I have a relevant example to this inefficient and wasteful buying scheme.  Last week I had to buy my cap and gown for graduation.  Every year graduating seniors wear the same black gown.  Instead of the logical, sensible, and environmentally conscious plan of recycling the gowns and allowing the same stock pile of gowns to go from one graduating class to the next, we are forced to buy ourselves a new gown instead of reusing from previous years.  The distributors are able to convince us to make this purchase by packaging the gown with our cap and tassels, making it impossible for us to make separate purchases.  This means that every year 2500 gowns are cheaply produced in a foreign country, bought for a ridiculously high price in our country, worn for 3 hours, and then spend the rest of their life cycle in a landfill or collecting dust in an attic. This product packaging takes place all the time, leaving us with a lot of useless and wasted stuff.

The second term economic planners used is perceived obsolescence.  This is why we feel that our material goods are never quite good enough.  Here we get the concept of “keeping up with the Jones’s”.  Thinking again about our smartphones, we now know the conflicts caused by the extraction of their materials, and about the deadly working conditions used to produce them.  So then why do we feel the need to have a new one every year?  Perceived obsolescence tells us that, because consumerism is valued so highly in our society, we are noticeably falling behind if we do not have the latest and greatest version of things.  So although most of us use our phones for a number of things like to call, text, email, navigate, or play the occasional game, the truth is that the original version of our current phone could do all of those things.  It’s the fact that distributors add a slimmer shape, or cool new graphics, or a miniscule upgraded detail to a program that makes us want to consume a new product to show our value in American consumer society, even when our old one is still perfectly useful.

Of course having new things that makes us happy should not be looked at as totally wrong, but we do need to recognize that there are so many noteworthy American values such as family, charity, and hard work that should rise above our consumerism.  In the following post, I hope I can direct you to ways to be a more responsible consumer, something I hope to do myself.

EmailFacebookLinkedInShare/Bookmark

1 comment

  1. Julia Naime

    I really like your post! I think it is fascinating that you mentioned how the conception of consumption changed after WWII, and the quote from the economist Victor Lebow is not less interesting.
    In perceived obsolescence, I also think that media and advertising play a very important role in creating “artificial need” ( a term that perfectly describes the nature of our unsustainable consumption)

Leave a Reply

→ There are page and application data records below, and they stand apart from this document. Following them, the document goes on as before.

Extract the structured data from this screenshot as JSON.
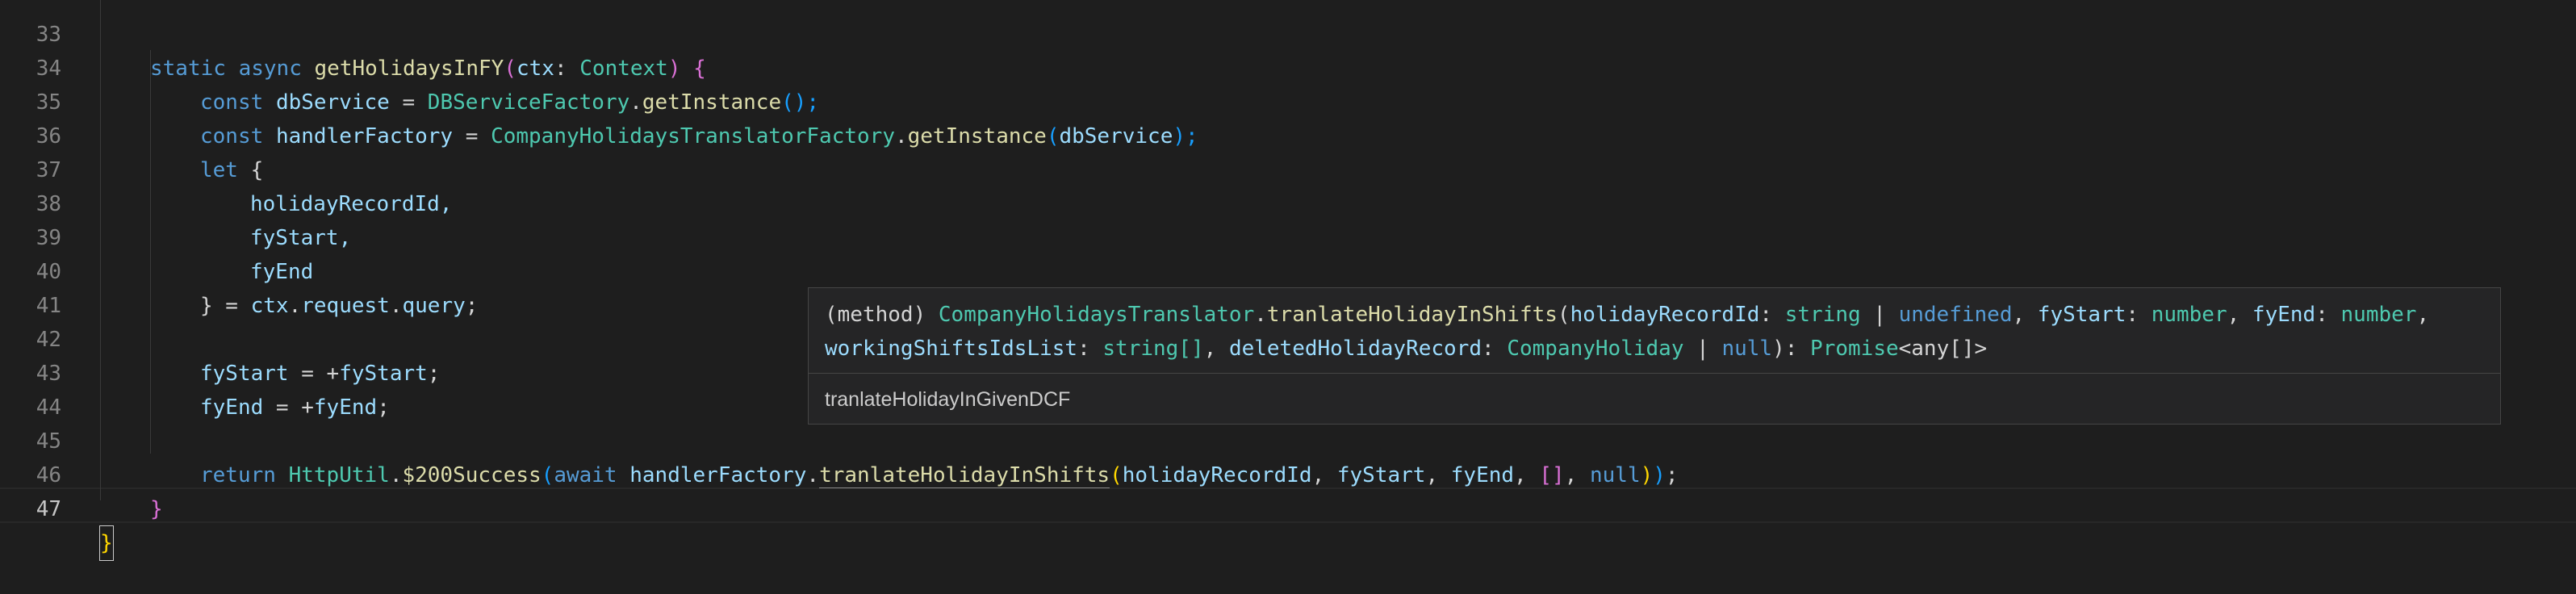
{
  "editor": {
    "line_numbers": [
      "33",
      "34",
      "35",
      "36",
      "37",
      "38",
      "39",
      "40",
      "41",
      "42",
      "43",
      "44",
      "45",
      "46",
      "47"
    ],
    "active_line": "47"
  },
  "code": {
    "l33": {
      "static": "static",
      "async": "async",
      "name": "getHolidaysInFY",
      "open": "(",
      "param": "ctx",
      "colon": ": ",
      "type": "Context",
      "close": ")",
      "brace": " {"
    },
    "l34": {
      "const": "const",
      "var": "dbService",
      "eq": " = ",
      "cls": "DBServiceFactory",
      "dot": ".",
      "fn": "getInstance",
      "args": "();"
    },
    "l35": {
      "const": "const",
      "var": "handlerFactory",
      "eq": " = ",
      "cls": "CompanyHolidaysTranslatorFactory",
      "dot": ".",
      "fn": "getInstance",
      "open": "(",
      "arg": "dbService",
      "close": ");"
    },
    "l36": {
      "let": "let",
      "brace": " {"
    },
    "l37": {
      "text": "holidayRecordId,"
    },
    "l38": {
      "text": "fyStart,"
    },
    "l39": {
      "text": "fyEnd"
    },
    "l40": {
      "close": "} = ",
      "obj": "ctx",
      "d1": ".",
      "p1": "request",
      "d2": ".",
      "p2": "query",
      "end": ";"
    },
    "l42": {
      "var": "fyStart",
      "eq": " = +",
      "rhs": "fyStart",
      "end": ";"
    },
    "l43": {
      "var": "fyEnd",
      "eq": " = +",
      "rhs": "fyEnd",
      "end": ";"
    },
    "l45": {
      "ret": "return",
      "cls": "HttpUtil",
      "dot": ".",
      "fn": "$200Success",
      "open": "(",
      "await": "await",
      "obj": "handlerFactory",
      "dot2": ".",
      "method": "tranlateHolidayInShifts",
      "open2": "(",
      "a1": "holidayRecordId",
      "c1": ", ",
      "a2": "fyStart",
      "c2": ", ",
      "a3": "fyEnd",
      "c3": ", ",
      "arr": "[]",
      "c4": ", ",
      "nul": "null",
      "close2": ")",
      "close": ")",
      "end": ";"
    },
    "l46": {
      "brace": "}"
    },
    "l47": {
      "brace": "}"
    }
  },
  "hover": {
    "sig1_kind": "(method) ",
    "sig1_cls": "CompanyHolidaysTranslator",
    "sig1_dot": ".",
    "sig1_fn": "tranlateHolidayInShifts",
    "sig1_open": "(",
    "p1": "holidayRecordId",
    "p1_colon": ": ",
    "p1_type": "string",
    "p1_bar": " | ",
    "p1_undef": "undefined",
    "p1_comma": ", ",
    "p2": "fyStart",
    "p2_colon": ": ",
    "p2_type": "number",
    "p2_comma": ", ",
    "p3": "fyEnd",
    "p3_colon": ": ",
    "p3_type": "number",
    "p3_comma": ",",
    "p4": "workingShiftsIdsList",
    "p4_colon": ": ",
    "p4_type": "string[]",
    "p4_comma": ", ",
    "p5": "deletedHolidayRecord",
    "p5_colon": ": ",
    "p5_type": "CompanyHoliday",
    "p5_bar": " | ",
    "p5_null": "null",
    "sig2_close": "): ",
    "ret_type": "Promise",
    "ret_args": "<any[]>",
    "doc": "tranlateHolidayInGivenDCF"
  }
}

Your email address will not be published. Required fields are marked *


*

You may use these HTML tags and attributes: <a href="" title=""> <abbr title=""> <acronym title=""> <b> <blockquote cite=""> <cite> <code> <del datetime=""> <em> <i> <q cite=""> <strike> <strong>